Data records

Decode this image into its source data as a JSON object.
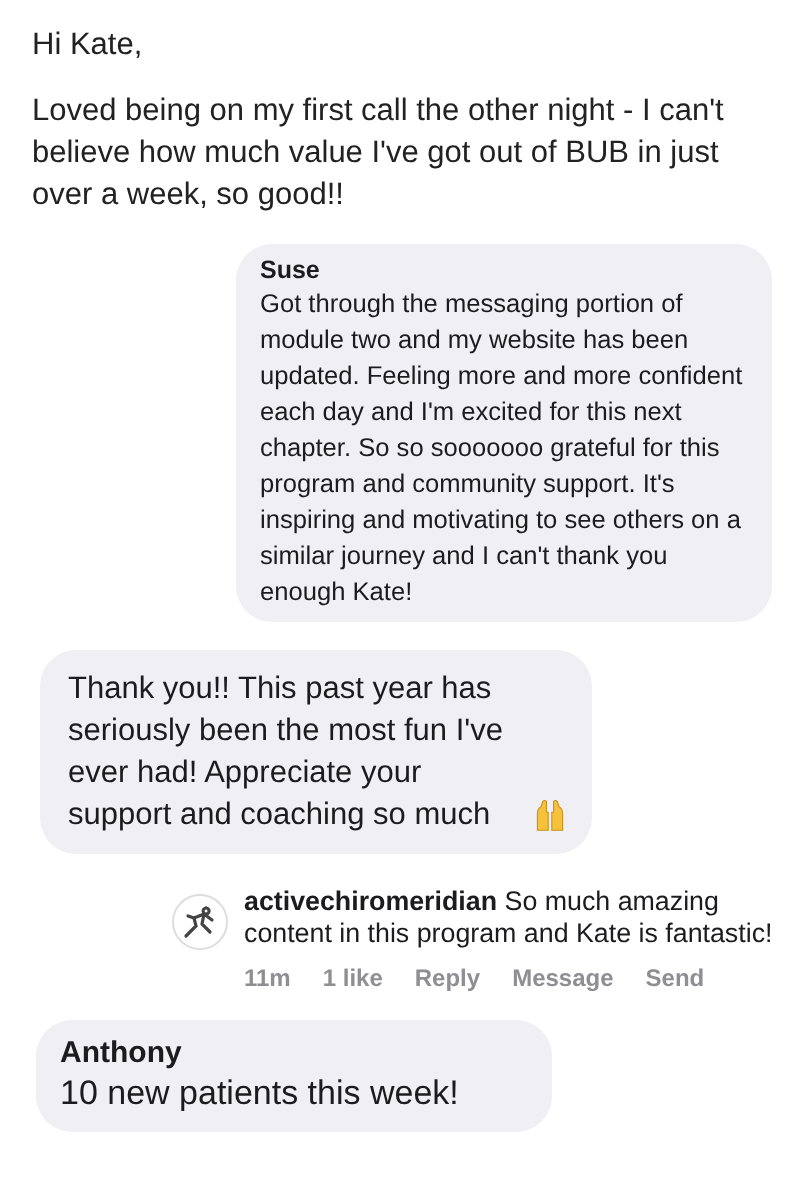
{
  "greeting": "Hi Kate,",
  "intro": "Loved being on my first call the other night - I can't believe how much value I've got out of BUB in just over a week, so good!!",
  "quoted_message": {
    "author": "Suse",
    "text": "Got through the messaging portion of module two and my website has been updated. Feeling more and more confident each day and I'm excited for this next chapter. So so sooooooo grateful for this program and community support. It's inspiring and motivating to see others on a similar journey and I can't thank you enough Kate!"
  },
  "reply_message": {
    "text": "Thank you!! This past year has seriously been the most fun I've ever had! Appreciate your support and coaching so much"
  },
  "comment": {
    "username": "activechiromeridian",
    "text": "So much amazing content in this program and Kate is fantastic!",
    "time": "11m",
    "likes": "1 like",
    "actions": [
      "Reply",
      "Message",
      "Send"
    ]
  },
  "last_message": {
    "author": "Anthony",
    "text": "10 new patients this week!"
  }
}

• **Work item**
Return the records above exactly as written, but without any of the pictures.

• **Task response**
Decode this image into its source data as a JSON object.
{
  "greeting": "Hi Kate,",
  "intro": "Loved being on my first call the other night - I can't believe how much value I've got out of BUB in just over a week, so good!!",
  "quoted_message": {
    "author": "Suse",
    "text": "Got through the messaging portion of module two and my website has been updated. Feeling more and more confident each day and I'm excited for this next chapter. So so sooooooo grateful for this program and community support. It's inspiring and motivating to see others on a similar journey and I can't thank you enough Kate!"
  },
  "reply_message": {
    "text": "Thank you!! This past year has seriously been the most fun I've ever had! Appreciate your support and coaching so much"
  },
  "comment": {
    "username": "activechiromeridian",
    "text": "So much amazing content in this program and Kate is fantastic!",
    "time": "11m",
    "likes": "1 like",
    "actions": [
      "Reply",
      "Message",
      "Send"
    ]
  },
  "last_message": {
    "author": "Anthony",
    "text": "10 new patients this week!"
  }
}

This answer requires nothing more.